Whether you’re a business owner about to sell your business or a buyer looking to buy a going business; there seems to be some confusion when it comes to “GOODWILL.”
This is a key ingredient in the formula of a businesses’ value. Therefore, for a seller, it affects how much a business can be sold for. From a buyer’s perspective, goodwill indicates the likelihood of ongoing business operations and income from day 1.
Goodwill often defines the price of a business. Here’s the formula in a nutshell;
Asking Price LESS Market Value of FF&E’s (furniture, fixtures & equipment) = Goodwill Value.
FF&E’s may include:
1. Market awareness of the business or its reputation in the community.
2. Phone number
3. Logo, web site and social media standings or rankings
4. Business name recognition
6. Proprietary technology, patents or formulas
7. Customer lists
8. Vendor resources
9. Lease term and rate

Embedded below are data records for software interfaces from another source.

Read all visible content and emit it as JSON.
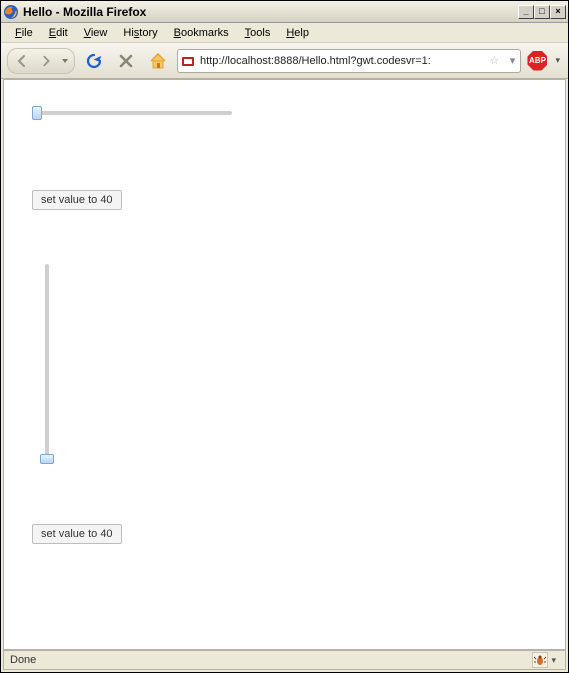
{
  "window": {
    "title": "Hello - Mozilla Firefox",
    "buttons": {
      "min": "_",
      "max": "□",
      "close": "×"
    }
  },
  "menu": {
    "items": [
      {
        "label": "File",
        "accel": "F"
      },
      {
        "label": "Edit",
        "accel": "E"
      },
      {
        "label": "View",
        "accel": "V"
      },
      {
        "label": "History",
        "accel": "s"
      },
      {
        "label": "Bookmarks",
        "accel": "B"
      },
      {
        "label": "Tools",
        "accel": "T"
      },
      {
        "label": "Help",
        "accel": "H"
      }
    ]
  },
  "toolbar": {
    "back_tip": "Back",
    "fwd_tip": "Forward",
    "recent_tip": "Recent pages",
    "reload_tip": "Reload",
    "stop_tip": "Stop",
    "home_tip": "Home",
    "url": "http://localhost:8888/Hello.html?gwt.codesvr=1:",
    "bookmark_tip": "Bookmark this page",
    "abp_label": "ABP"
  },
  "page": {
    "hslider_value": 0,
    "button1_label": "set value to 40",
    "vslider_value": 0,
    "button2_label": "set value to 40"
  },
  "status": {
    "text": "Done",
    "firebug_tip": "Firebug"
  },
  "colors": {
    "chrome_bg": "#ece9d8",
    "slider_thumb": "#b9d4f3"
  }
}
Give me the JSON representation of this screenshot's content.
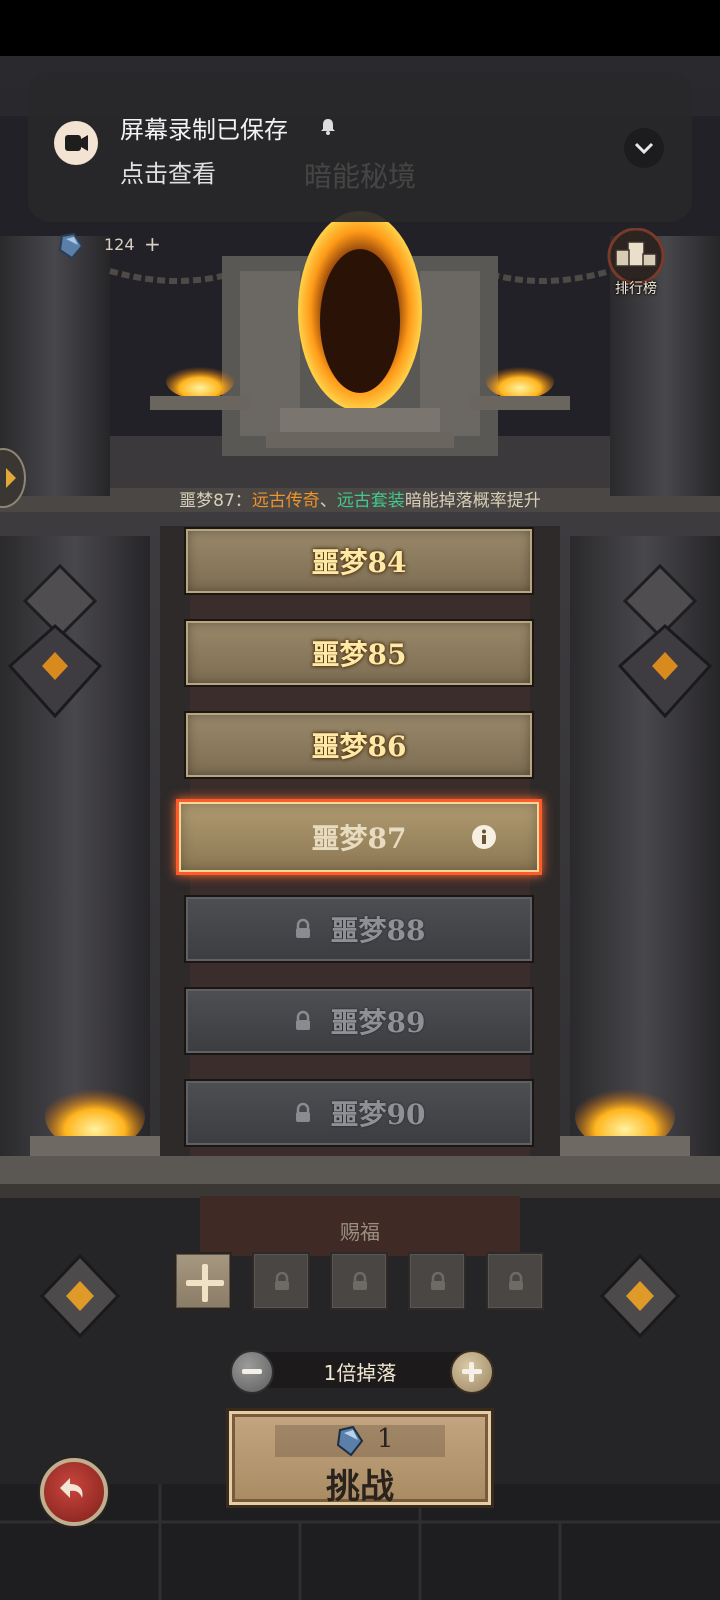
{
  "notification": {
    "title": "屏幕录制已保存",
    "subtitle": "点击查看",
    "icon": "video-camera-icon",
    "expand_icon": "chevron-down-icon"
  },
  "header": {
    "title": "暗能秘境"
  },
  "currency": {
    "icon": "crystal-gem-icon",
    "count": "124",
    "add": "+"
  },
  "leaderboard": {
    "label": "排行榜",
    "icon": "podium-icon"
  },
  "notice": {
    "prefix": "噩梦87：",
    "item1": "远古传奇",
    "separator": "、",
    "item2": "远古套装",
    "suffix": "暗能掉落概率提升",
    "color_item1": "#f0932c",
    "color_item2": "#43c88d"
  },
  "levels": [
    {
      "label": "噩梦84",
      "state": "open"
    },
    {
      "label": "噩梦85",
      "state": "open"
    },
    {
      "label": "噩梦86",
      "state": "open"
    },
    {
      "label": "噩梦87",
      "state": "selected"
    },
    {
      "label": "噩梦88",
      "state": "locked"
    },
    {
      "label": "噩梦89",
      "state": "locked"
    },
    {
      "label": "噩梦90",
      "state": "locked"
    }
  ],
  "blessing": {
    "title": "赐福",
    "slots_locked": 4
  },
  "drop": {
    "label": "1倍掉落",
    "minus": "−",
    "plus": "+"
  },
  "challenge": {
    "cost": "1",
    "label": "挑战"
  },
  "colors": {
    "accent_selected": "#ff5b2a",
    "level_open_text": "#ffe9a6",
    "level_locked_text": "#8f9096"
  }
}
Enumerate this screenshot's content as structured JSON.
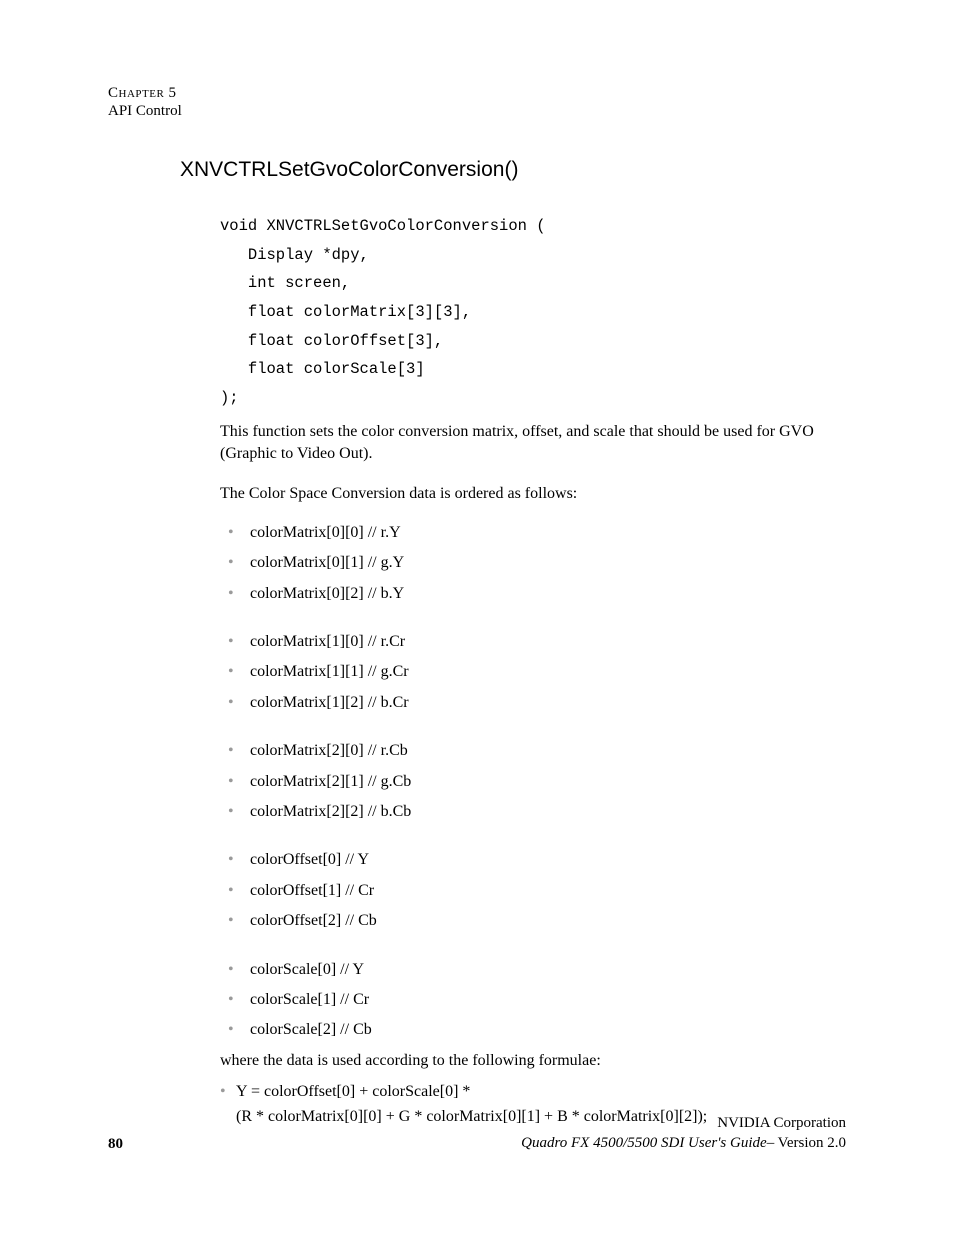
{
  "header": {
    "chapter": "Chapter 5",
    "section": "API Control"
  },
  "title": "XNVCTRLSetGvoColorConversion()",
  "code": "void XNVCTRLSetGvoColorConversion (\n   Display *dpy,\n   int screen,\n   float colorMatrix[3][3],\n   float colorOffset[3],\n   float colorScale[3]\n);",
  "para1": "This function sets the color conversion matrix, offset, and scale that should be used for GVO (Graphic to Video Out).",
  "para2": "The Color Space Conversion data is ordered as follows:",
  "groups": [
    [
      "colorMatrix[0][0] // r.Y",
      "colorMatrix[0][1] // g.Y",
      "colorMatrix[0][2] // b.Y"
    ],
    [
      "colorMatrix[1][0] // r.Cr",
      "colorMatrix[1][1] // g.Cr",
      "colorMatrix[1][2] // b.Cr"
    ],
    [
      "colorMatrix[2][0] // r.Cb",
      "colorMatrix[2][1] // g.Cb",
      "colorMatrix[2][2] // b.Cb"
    ],
    [
      "colorOffset[0]   // Y",
      "colorOffset[1]   // Cr",
      "colorOffset[2]   // Cb"
    ],
    [
      "colorScale[0]    // Y",
      "colorScale[1]    // Cr",
      "colorScale[2]    // Cb"
    ]
  ],
  "where": "where the data is used according to the following formulae:",
  "formula": {
    "line1": "Y  =  colorOffset[0] + colorScale[0] *",
    "line2": "(R * colorMatrix[0][0] + G * colorMatrix[0][1] + B * colorMatrix[0][2]);"
  },
  "footer": {
    "page": "80",
    "corp": "NVIDIA Corporation",
    "guide": "Quadro FX 4500/5500 SDI User's Guide",
    "version": "– Version 2.0"
  }
}
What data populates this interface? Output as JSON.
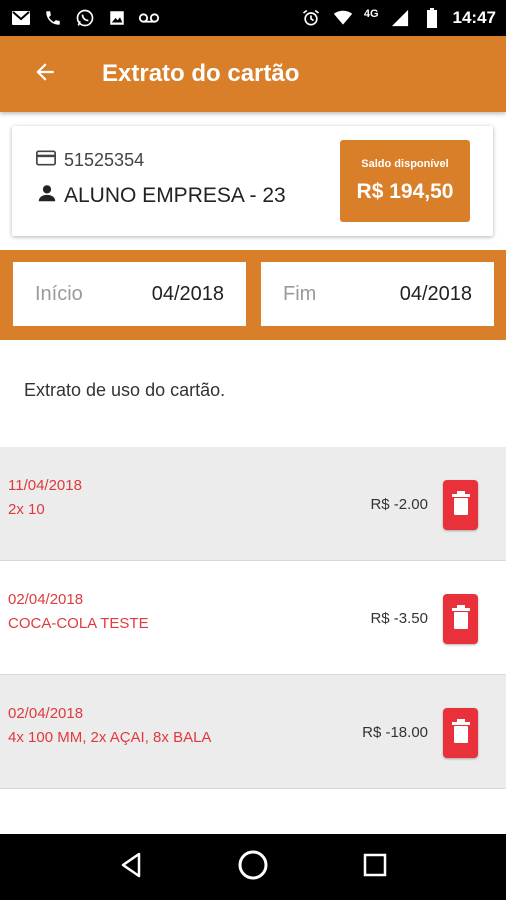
{
  "statusbar": {
    "network": "4G",
    "time": "14:47"
  },
  "appbar": {
    "title": "Extrato do cartão"
  },
  "card": {
    "number": "51525354",
    "holder": "ALUNO EMPRESA - 23",
    "balance_label": "Saldo disponível",
    "balance_value": "R$ 194,50"
  },
  "period": {
    "start_label": "Início",
    "start_value": "04/2018",
    "end_label": "Fim",
    "end_value": "04/2018"
  },
  "intro_text": "Extrato de uso do cartão.",
  "transactions": [
    {
      "date": "11/04/2018",
      "description": "2x 10",
      "amount": "R$ -2.00"
    },
    {
      "date": "02/04/2018",
      "description": "COCA-COLA TESTE",
      "amount": "R$ -3.50"
    },
    {
      "date": "02/04/2018",
      "description": "4x 100 MM, 2x AÇAI, 8x BALA",
      "amount": "R$ -18.00"
    }
  ],
  "colors": {
    "primary": "#d97f2a",
    "danger": "#e8313a",
    "transaction_text": "#e0393e"
  }
}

10. Number of years in business
11. Advertising history
12. Trained employees and length of employment
These factors paint a picture of the advantages of buying an on-going business, versus starting from scratch and facing what can be years of ups and downs until you establish yourself. The length of that learning curve and establishing period often surprises new business owners. Goodwill is at the core of a business’s value and often what makes it worth buying.
Happy goodwill hunting.
Robert Hughes is a commercial broker and president of Hughes Properties, Inc. in Palm Springs. An MBA from USC, Hughes has a wide variety of entrepreneurial experience with the personal ownership and sale of over sixteen businesses, including founder and publisher of Orange Coast Magazine. Additional business tips can be found at www.hughesproperties.com.